While diving in to the second season of the Netflix dramedy Dear White People, I saw lessons for public health in a story line about two young men of color navigating dating and a new relationship with each other. The public health response to this couple would likely focus on how protection during sex between men is critical to reducing the risk of HIV. But Dear White People reminds us in subtle and sometimes explicit ways how complicated such a relationship can be, presenting a rich picture that illustrates how a range of factors shapes whether protection is considered and actually used during sex between men.
The public health community has often focused on disease-based models of health, meaning that doctors treat a specific disease without considering other aspects of the person’s experience that could contribute to the illness. So health officials often approaches sex education, and especially sex between men, by relaying simplified messages about the importance of using condoms, for example, without broader recognition of how negotiating that use can be complicated by such factors as the newness of a relationship or how much the couple trusts each other.

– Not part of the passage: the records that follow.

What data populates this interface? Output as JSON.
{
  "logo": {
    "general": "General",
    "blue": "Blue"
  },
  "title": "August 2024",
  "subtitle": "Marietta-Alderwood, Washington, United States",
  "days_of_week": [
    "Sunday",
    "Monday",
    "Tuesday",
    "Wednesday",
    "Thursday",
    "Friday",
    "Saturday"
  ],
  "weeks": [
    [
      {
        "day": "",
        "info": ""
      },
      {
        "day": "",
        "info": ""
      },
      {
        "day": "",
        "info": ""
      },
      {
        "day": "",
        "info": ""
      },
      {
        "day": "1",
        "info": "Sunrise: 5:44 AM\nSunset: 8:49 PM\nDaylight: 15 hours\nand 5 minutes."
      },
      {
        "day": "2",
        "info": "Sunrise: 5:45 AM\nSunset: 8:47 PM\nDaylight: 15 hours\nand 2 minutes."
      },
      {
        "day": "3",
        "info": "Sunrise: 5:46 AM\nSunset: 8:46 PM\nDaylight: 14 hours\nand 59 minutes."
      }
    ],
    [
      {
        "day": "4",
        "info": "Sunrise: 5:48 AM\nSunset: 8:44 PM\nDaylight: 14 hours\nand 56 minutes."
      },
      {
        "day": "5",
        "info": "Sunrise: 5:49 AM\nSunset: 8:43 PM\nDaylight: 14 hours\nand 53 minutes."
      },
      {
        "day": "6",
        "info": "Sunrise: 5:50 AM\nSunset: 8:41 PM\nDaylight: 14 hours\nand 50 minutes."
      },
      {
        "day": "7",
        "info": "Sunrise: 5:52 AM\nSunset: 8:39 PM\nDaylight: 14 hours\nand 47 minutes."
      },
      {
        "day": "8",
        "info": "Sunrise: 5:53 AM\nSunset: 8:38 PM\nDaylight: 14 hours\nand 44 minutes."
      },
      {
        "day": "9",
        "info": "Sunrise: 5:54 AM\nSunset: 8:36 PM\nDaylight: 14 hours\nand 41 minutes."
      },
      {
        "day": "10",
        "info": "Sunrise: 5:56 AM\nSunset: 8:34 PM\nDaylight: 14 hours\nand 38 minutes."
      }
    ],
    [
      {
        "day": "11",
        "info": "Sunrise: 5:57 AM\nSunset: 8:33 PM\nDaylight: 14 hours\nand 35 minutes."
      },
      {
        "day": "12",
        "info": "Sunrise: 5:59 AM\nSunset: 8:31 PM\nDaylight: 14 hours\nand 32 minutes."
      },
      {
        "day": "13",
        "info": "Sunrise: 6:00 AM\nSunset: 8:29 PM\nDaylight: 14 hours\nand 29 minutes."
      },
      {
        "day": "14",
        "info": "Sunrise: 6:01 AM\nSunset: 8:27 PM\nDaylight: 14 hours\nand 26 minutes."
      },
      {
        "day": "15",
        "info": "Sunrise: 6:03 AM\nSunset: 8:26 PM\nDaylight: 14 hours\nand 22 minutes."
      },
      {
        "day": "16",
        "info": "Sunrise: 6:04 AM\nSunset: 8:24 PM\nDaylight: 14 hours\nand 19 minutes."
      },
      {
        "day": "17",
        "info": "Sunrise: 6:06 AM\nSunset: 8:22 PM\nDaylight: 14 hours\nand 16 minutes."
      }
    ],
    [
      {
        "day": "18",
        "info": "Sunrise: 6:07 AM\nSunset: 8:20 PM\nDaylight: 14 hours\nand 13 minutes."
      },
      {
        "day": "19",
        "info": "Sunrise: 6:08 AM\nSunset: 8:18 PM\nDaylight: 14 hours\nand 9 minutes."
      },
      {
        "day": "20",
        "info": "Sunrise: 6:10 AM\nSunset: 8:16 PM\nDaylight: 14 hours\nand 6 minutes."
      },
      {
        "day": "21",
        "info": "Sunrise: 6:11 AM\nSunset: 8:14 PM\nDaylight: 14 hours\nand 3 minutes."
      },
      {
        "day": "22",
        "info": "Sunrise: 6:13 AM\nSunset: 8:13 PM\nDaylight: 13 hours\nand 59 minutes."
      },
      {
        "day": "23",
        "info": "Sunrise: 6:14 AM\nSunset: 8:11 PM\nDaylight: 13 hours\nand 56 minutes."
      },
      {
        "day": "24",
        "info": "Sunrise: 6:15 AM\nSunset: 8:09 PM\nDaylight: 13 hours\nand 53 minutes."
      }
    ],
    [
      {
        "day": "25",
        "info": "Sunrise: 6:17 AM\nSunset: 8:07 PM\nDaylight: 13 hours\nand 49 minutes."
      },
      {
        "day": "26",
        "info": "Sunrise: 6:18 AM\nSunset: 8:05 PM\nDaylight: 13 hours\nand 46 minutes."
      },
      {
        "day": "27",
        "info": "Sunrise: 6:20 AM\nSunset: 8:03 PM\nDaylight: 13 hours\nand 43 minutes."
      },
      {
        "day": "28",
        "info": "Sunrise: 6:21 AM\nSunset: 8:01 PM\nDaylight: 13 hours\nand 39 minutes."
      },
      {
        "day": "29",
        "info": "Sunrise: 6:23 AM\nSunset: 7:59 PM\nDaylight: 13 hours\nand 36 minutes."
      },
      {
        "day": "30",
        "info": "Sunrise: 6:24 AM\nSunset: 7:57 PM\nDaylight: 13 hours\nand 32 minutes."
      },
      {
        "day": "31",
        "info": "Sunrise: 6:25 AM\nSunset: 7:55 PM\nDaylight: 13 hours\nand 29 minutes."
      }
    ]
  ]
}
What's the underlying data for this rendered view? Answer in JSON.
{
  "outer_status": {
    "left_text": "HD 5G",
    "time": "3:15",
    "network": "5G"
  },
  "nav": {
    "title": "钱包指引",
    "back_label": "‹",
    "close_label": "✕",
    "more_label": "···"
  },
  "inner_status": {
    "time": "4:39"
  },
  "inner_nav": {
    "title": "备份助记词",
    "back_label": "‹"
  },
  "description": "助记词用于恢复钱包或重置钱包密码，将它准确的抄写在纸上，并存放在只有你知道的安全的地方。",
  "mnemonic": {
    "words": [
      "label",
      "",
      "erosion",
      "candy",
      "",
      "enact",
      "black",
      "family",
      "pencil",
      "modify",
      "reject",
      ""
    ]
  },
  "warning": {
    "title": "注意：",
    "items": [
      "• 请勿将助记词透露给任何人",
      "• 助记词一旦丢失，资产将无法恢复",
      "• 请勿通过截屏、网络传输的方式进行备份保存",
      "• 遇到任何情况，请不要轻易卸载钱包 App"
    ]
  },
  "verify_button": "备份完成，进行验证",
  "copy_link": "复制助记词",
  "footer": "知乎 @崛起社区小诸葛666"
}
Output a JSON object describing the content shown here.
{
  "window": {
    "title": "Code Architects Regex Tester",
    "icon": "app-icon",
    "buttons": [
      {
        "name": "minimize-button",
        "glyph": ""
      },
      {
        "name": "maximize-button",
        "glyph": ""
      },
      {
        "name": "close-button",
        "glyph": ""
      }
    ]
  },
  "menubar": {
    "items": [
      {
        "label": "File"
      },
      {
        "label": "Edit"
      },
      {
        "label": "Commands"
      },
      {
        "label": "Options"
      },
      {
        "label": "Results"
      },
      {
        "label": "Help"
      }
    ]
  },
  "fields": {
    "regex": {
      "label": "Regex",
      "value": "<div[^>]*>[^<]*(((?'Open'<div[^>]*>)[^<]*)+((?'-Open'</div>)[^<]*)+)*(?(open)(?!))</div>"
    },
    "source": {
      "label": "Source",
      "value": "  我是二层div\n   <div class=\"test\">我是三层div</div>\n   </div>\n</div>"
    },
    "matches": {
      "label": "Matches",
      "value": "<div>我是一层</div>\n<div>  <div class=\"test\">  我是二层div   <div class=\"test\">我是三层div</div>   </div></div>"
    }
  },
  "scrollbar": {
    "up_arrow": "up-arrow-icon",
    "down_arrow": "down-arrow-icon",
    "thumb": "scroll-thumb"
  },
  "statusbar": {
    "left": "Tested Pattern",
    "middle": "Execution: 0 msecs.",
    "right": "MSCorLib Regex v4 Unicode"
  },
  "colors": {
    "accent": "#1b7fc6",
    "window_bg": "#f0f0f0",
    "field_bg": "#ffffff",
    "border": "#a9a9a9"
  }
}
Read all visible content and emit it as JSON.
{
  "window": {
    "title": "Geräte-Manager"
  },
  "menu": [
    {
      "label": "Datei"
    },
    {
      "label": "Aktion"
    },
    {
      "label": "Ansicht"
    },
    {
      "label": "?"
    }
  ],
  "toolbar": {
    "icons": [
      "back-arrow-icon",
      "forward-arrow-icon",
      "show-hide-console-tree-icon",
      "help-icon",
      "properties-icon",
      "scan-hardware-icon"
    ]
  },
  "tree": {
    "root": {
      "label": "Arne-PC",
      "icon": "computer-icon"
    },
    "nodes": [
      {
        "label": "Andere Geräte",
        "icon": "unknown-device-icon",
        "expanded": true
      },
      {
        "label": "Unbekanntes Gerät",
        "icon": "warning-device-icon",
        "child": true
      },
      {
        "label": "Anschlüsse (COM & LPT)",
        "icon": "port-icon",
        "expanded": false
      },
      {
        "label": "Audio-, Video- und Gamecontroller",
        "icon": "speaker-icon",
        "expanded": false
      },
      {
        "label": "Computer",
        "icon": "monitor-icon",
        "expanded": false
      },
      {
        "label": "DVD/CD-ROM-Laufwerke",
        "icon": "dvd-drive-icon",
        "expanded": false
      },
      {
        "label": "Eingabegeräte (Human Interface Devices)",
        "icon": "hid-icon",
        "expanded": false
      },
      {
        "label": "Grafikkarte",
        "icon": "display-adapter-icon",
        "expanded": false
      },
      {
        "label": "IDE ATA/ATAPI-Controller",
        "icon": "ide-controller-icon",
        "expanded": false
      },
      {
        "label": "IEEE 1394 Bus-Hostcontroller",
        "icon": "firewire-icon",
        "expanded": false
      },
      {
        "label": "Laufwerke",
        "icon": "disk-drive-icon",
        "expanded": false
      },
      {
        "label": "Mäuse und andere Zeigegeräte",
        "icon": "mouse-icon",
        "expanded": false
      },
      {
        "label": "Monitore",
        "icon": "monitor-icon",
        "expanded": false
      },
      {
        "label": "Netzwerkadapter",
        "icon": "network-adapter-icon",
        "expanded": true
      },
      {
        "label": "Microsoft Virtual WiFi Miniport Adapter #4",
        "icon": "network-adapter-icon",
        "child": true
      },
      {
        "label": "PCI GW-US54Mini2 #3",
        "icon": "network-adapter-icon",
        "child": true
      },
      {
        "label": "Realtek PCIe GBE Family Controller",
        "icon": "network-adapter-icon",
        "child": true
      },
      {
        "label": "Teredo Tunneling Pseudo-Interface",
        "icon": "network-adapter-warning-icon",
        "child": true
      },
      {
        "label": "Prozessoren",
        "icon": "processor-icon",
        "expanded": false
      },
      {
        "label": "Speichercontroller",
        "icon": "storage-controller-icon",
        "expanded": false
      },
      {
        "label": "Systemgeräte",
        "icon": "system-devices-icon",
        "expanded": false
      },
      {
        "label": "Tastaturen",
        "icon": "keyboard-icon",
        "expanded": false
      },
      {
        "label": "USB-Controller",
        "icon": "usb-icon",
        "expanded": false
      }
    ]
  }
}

But any public health program or policy solely focused on a single risk behavior is unlikely to achieve the goal of reducing the number of people infected with a disease, according to a study in the American Journal of Public Health. A more holistic approach would address the different ways in which gender, sexuality and sexual desire intersect with racial and socioeconomic backgrounds to influence someone’s sexual decision-making.
On Dear White People, awkwardness abounds as the two young men—Lionel and Wesley—move toward each other and attempt to figure out whether and how to date in college. There is a great deal of texting with emojis, seemingly de rigueur when it comes to dating these days. Their scripted in-person conversations are sweet and tempered with self-conscious moments as is their physical intimacy. These depictions dramatically differ from the oft-depicted stereotype of hypersexualized men of color who masterfully navigate any social situation. The stereotype likely contributes to the notion that men of color are at increased risk for HIV because they have multiple partners when it’s more complicated than that. For instance, many may not have enough knowledge about safer sex practices to fully protect themselves against the risk for HIV.
For some time, public health programs have mainly addressed the disproportionate impact of HIV on young men of color. Gay and bisexual men from age 13 to 24 account for 55 percent of people diagnosed with AIDS, according to the most recent numbers from the Centers for Disease Control and Prevention. Of those men, nearly 40 percent are African-American and 24 percent are Hispanic/Latino, with the fastest increase in the number of new HIV infections occurring among Hispanic/Latino men.
There are several reasons why public health researchers have struggled with how best to address rising rates of HIV in general and especially among young men of color. One of the most challenging is the stigma associated with identifying as a gay or bisexual man, which leads many to not publicly identify as such. To counter this reluctance, public health officials came up with a term that could identify people who practiced the behavior without getting into the politics of what it means to identify as gay or bisexual—“men who have sex with men.”
But in a book published late last year, thought leaders in the field of HIV said placing all “men who have sex with men” into one monolithic category obscures important differences because it fails to take into account diverse identities, behaviors and sexualities. The authors urged public health researchers to consider how elements such as race, socioeconomic status and power dynamics within a relationship influence sexual decision-making.
Some of these factors are evident on Dear White People. At first, Lionel is interested in another character who is openly gay and seems to have had many sexual partners. Lionel consistently appears to lack self-confidence in this relationship, but that changes in his next one, with Wesley. They become equal partners (especially when it comes to awkwardness). The show includes some intimate scenes, but it doesn’t relay if condoms are used or how condom use is negotiated. Still, the shift in power dynamics can speak to the broader public health lesson that the decision to use or not use condoms can be influenced by the undercurrents of a relationship.
In the cross section between health and pop culture, public health lessons are often the result of the nuanced approach—whether inadvertent or intentional—of a TV show or movie or due to celebrity bringing attention to an issue such as bipolar disorder or the enduring stigma of HIV. Refreshingly, this time it’s the other way around: public health could learn a thing or two from pop culture.
Tuning in to the latest season of Dear White People might help public health researchers see how the public health focus on risk could be better tailored to account for relationship dynamics, how sexual identities can be fluid and how gender roles can influence sexual decision making. And it also might remind them how complex young love can be.